Research Interests

The Penn & Slavery Project

VanJessica has had a longstanding relationship with the Penn & Slavery Project. As one of the original undergraduate researchers, she investigated Penn's connection to slavery by identifying slave owning trustees and faculty, the possibility that enslaved people built Penn's original campus, and the buildings and statues that honor slave owners on its current campus. Because of research, the University of Pennsylvania removed a statue of George Whitefield from its campus. She currently, serves as the project's Digital Historian. In this role she helped develop the PSP Augmented Reality mobile application, and continues to manage the project's website. Both the app and website serve as platforms to feature undergraduate work. She began building the website as the recipient of the Provost's Public History Fellowship (2018-19). During her fellowship she also presented information about throughout the greater Philadelphia area.

Her research was recently featured in the Philadelphia Inquirer as part of the "A More Perfect Union" series, the Perspectives Magazine of the American Historical Association, and in the Science History Institute's podcast Innate: How Science Invented The Myth of Race (upcoming.) 


Domestic Workers & Street Car Segregation

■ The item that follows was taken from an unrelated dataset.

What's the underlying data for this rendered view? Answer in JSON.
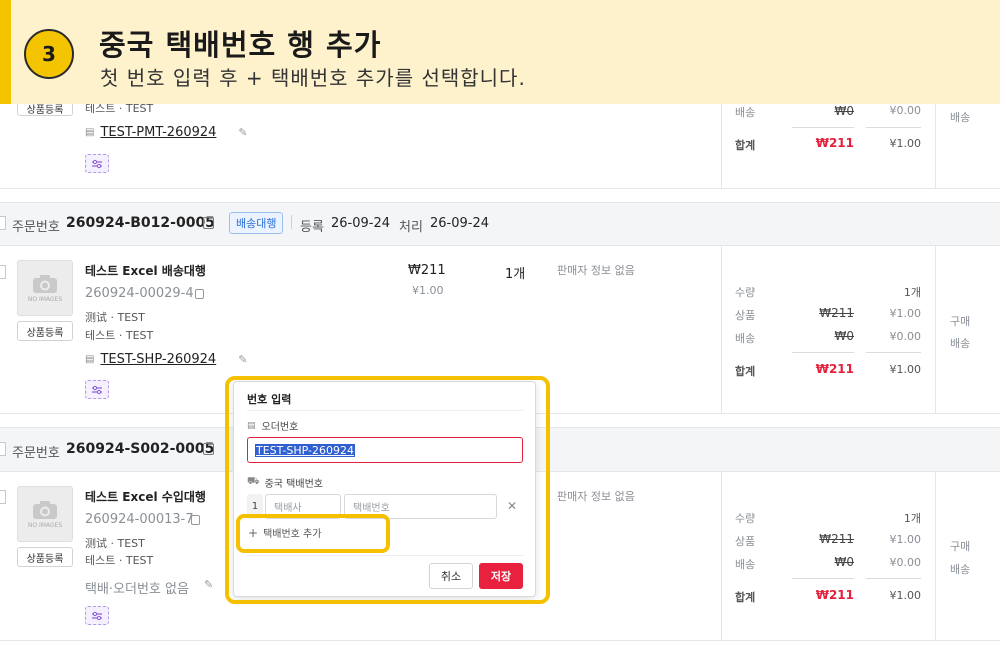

In her first year as a graduate student VanJessica researched the connections between street car segregation legislation and African American women serving as domestic workers in white homes in late-nineteenth-century Georgia. Although she does not plan to study streetcars in the future, that project, drew her attention to how the spaces Black women occupy award or deny them access to agency, freedom, and personhood.


Enslaved women and self-emancipation

Her second-year research paper focused on two specific enslaved women. She conducted research about Jane Johnson's life, who freed herself and her two sons from their owner, and Hannah Crafts, who escaped the same enslaver a few years later. By weaving Crafts's narrative with other archival fragments VanJessica expanded on Jane's enslavement and her life before she arrived in Philadelphia. She also focused on the meaning of Jane Johnson's presence and testimony in the courtroom. It strengthened her claims to freedom and gave her access to personhood. It also illustrated the important role Philadelphia played in pushing the nation toward the Civil War. VanJessica presented this research in a paper titled, "Jane Johnson: Choosing Freedom" at the 2023 Meeting of the Society for Historians of the Early American Republic on a panel titled, "Freedom Seekers: Active Players in the Abolitionist Movement."


William Still in Philadelphia

VanJessica's next project shifted her focus to the famed Philadelphian abolitionist William Still who counted Jane Johnson as one of the hundreds of enslaved people he guided to freedom. She served as the historian for the William Still 200 project celebrating the 200th year anniversary of his birth. VanJessica helped create a city-wide tour that followed William Still's journey through nineteenth-century Philadelphia by identifying locations that played a significant role in his development as an author, activist, and abolitionist.

This project and her work with the Penn & Slavery Project shaped her thinking about the intellectual development taking place in 19th-Century Philadelphia. In the fall of 2021, she presented her paper identifying connections between William Still, who was forming his abolitionist thought and helping enslaved people escape, and Penn's medical school professionals, who were producing knowledge in support of the institution of slavery, at the same time, only a few blocks away. 



Right now, VanJessica is in the early stages of dissertation research and writing, working with a team to formalize the Penn & Slavery Project campus tours, planning events to workshop graduate student Works-in-Progress, and making candles on the weekends. 

Courses Taught

Teaching Assistant

- History of American Law to 1877

- Hamilton's America: US History 1776-1804

- Deciphering America: Iconic Images from the Colonial to the Current Era

- Transformations of Urban America: Making the Unequal Metropolis

- Africa Since 1800

Selected Publications

HaVeN Scholars Society

The Penn & Slavery Project

Center for Experimental Ethnography

Digital Freedom Dreams

Penn Program on Race, Science, & Society



CV (file)